Localism and the 'Save our Countryside Charter'

I have always been passionate about protecting the countryside and rural communities.  Planning issues are of huge concern locally, as we have seen from packed public meetings in Angmering, Storrington, the five villages and Henfield.

I recognise that more affordable housing is needed for young people, but I also feel strongly that this must be provided sustainably, protecting the rural character of our villages, with regard to available infrastructure, and minimising damage to the countryside.

That is why I was very pleased this week to sign up to the Campaign to Protect Rural England's ‘Save our Countryside Charter'.  This says that brownfield sites should be developed before open countryside, local people should have the final say over housing, and new housing should be well-designed and affordable.

The Government pledged local decision-making in planning.  The Localism Act 2011 scrapped the South East regional plan, giving each district council the power to create a local plan and each village a neighbourhood plan, so that housing locations are decided by communities and not from on high.

In an article in the Guardian on Monday, I said that the new system could work.  Communities have started to focus on what their villages and towns need, rather than on what they don't want.  The earliest plans, such as Kirdford's, have envisioned more affordable housing, not less.

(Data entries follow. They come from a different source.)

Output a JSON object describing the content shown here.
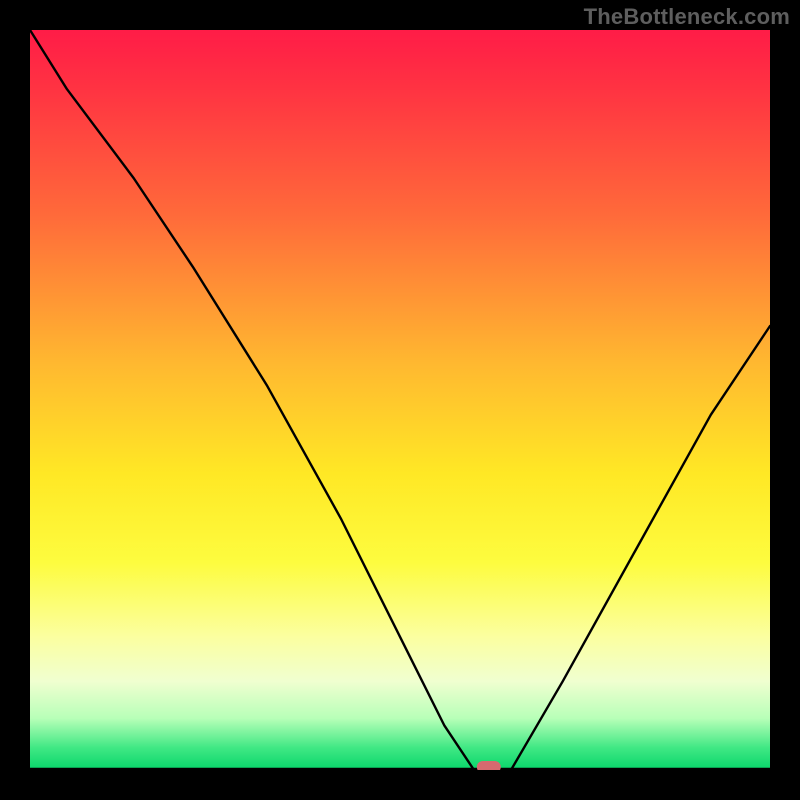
{
  "watermark": "TheBottleneck.com",
  "colors": {
    "frame_bg": "#000000",
    "watermark_text": "#5e5e5e",
    "curve_stroke": "#000000",
    "marker_fill": "#d66a6f",
    "gradient_top": "#ff1c47",
    "gradient_bottom": "#07d56a"
  },
  "chart_data": {
    "type": "line",
    "title": "",
    "xlabel": "",
    "ylabel": "",
    "x_range": [
      0,
      100
    ],
    "y_range": [
      0,
      100
    ],
    "description": "V-shaped bottleneck curve over red→yellow→green vertical gradient; minimum flat segment around x≈60–65; marker at approximate minimum.",
    "series": [
      {
        "name": "bottleneck-curve",
        "x": [
          0,
          5,
          14,
          22,
          32,
          42,
          50,
          56,
          60,
          65,
          72,
          82,
          92,
          100
        ],
        "y_percent": [
          100,
          92,
          80,
          68,
          52,
          34,
          18,
          6,
          0,
          0,
          12,
          30,
          48,
          60
        ]
      }
    ],
    "marker": {
      "x": 62,
      "y_percent": 0
    },
    "baseline_y_percent": 0
  }
}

My concern is that, when parish councils are investing a lot of time and effort in preparing their neighbourhood plans, and responsibly providing for a reasonable level of new housing, they are being undermined by speculative planning applications from developers which are then upheld by the Inspectorate.

I want to ensure that proper weight is given to plans that are in preparation, and our district councils are truly permitted to set sustainable housing numbers.

On Tuesday, I attended the CPRE's launch event in Westminster and discussed these issues with delegates from Henfield, Pulborough and other parts of West Sussex.

And on Wednesday I secured a debate in Westminster Hall where I was able to put these points to the Minister, Nick Boles.

I was strongly supported by Mid Sussex MP Nicholas Soames and by many MPs from all over the country, showing a growing concern about these issues.

I strongly believe in localism.  In West Sussex we simply want the say over planning we were promised, so that we can provide affordable housing while protecting our villages and green spaces.

Christopher N Howarth